Additionally, every year there are more wineries opening their doors. This phenomenon is not going to change. Making wine and having it jump off the shelves into the arms of waiting customers who are willing to pay full price is not as easy as many new wineries think it will be.

Setting achievable goals is important as your sales staff will get discouraged if you are asking for higher sales than they think they can achieve. It is important to discuss sales goals with your sales staff why you set those particular goals and why you believe that you can reach those goals. No-one likes to believe that they have failed, so make sure your sales team is on board with your numbers.

Quoting the Harvard Business Review: “When 10%–20% of salespeople miss goals, the problem might be the salespeople. But when most salespeople miss, the problem is their goals.”

Know that the goals you are setting makes sense based on research, and let your salespeople be a part of the process. When salespeople are a part of the process, they are much more likely to achieve what you want them to change.

A tip of the glass from me to you.           

Elizabeth SlaterE Column
by Elizabeth “E” Slater, In Short Direct Marketing

A recognized expert in the fields of direct marketing and sales in the wine marketplace. Slater has taught more wineries and winery associations how to create and improve the effectiveness of their direct marketing programs and to make the most of each customer’s potential than anyone in the wine industry today.

Follow E on twitter @esavant and facebook.

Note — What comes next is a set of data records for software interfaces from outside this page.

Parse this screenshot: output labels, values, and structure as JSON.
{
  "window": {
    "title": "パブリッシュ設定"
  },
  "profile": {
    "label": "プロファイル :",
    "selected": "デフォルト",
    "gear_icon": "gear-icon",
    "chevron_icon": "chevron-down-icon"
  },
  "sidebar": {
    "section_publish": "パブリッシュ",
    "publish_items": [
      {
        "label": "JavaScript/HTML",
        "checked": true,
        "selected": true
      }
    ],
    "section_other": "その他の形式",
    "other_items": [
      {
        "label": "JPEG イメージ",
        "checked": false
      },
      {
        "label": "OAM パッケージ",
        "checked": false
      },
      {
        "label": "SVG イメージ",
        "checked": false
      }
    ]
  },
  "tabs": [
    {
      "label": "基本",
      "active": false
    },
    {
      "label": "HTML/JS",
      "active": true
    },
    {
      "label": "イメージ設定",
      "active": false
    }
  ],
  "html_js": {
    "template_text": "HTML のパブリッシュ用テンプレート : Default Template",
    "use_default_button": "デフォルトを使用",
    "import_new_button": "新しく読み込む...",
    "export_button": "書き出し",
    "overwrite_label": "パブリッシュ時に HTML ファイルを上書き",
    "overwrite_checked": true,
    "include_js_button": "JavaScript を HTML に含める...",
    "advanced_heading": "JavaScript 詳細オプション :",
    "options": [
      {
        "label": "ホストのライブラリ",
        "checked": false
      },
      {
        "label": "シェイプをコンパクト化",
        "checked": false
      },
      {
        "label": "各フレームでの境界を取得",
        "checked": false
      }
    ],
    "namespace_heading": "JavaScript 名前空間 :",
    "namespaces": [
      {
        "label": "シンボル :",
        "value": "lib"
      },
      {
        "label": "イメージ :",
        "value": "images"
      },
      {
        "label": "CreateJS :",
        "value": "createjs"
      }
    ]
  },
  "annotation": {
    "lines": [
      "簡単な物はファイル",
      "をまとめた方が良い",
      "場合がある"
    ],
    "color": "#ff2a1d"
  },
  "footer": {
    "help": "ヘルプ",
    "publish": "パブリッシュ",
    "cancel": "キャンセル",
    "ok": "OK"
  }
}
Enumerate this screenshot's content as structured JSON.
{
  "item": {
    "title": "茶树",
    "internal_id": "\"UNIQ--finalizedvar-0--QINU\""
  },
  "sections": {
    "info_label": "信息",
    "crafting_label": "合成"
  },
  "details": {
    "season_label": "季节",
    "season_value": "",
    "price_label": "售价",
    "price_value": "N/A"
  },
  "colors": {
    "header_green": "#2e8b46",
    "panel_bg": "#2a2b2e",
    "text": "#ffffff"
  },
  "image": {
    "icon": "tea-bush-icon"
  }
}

Please enter your comment!
Please enter your name here

This site uses Akismet to reduce spam. Learn how your comment data is processed.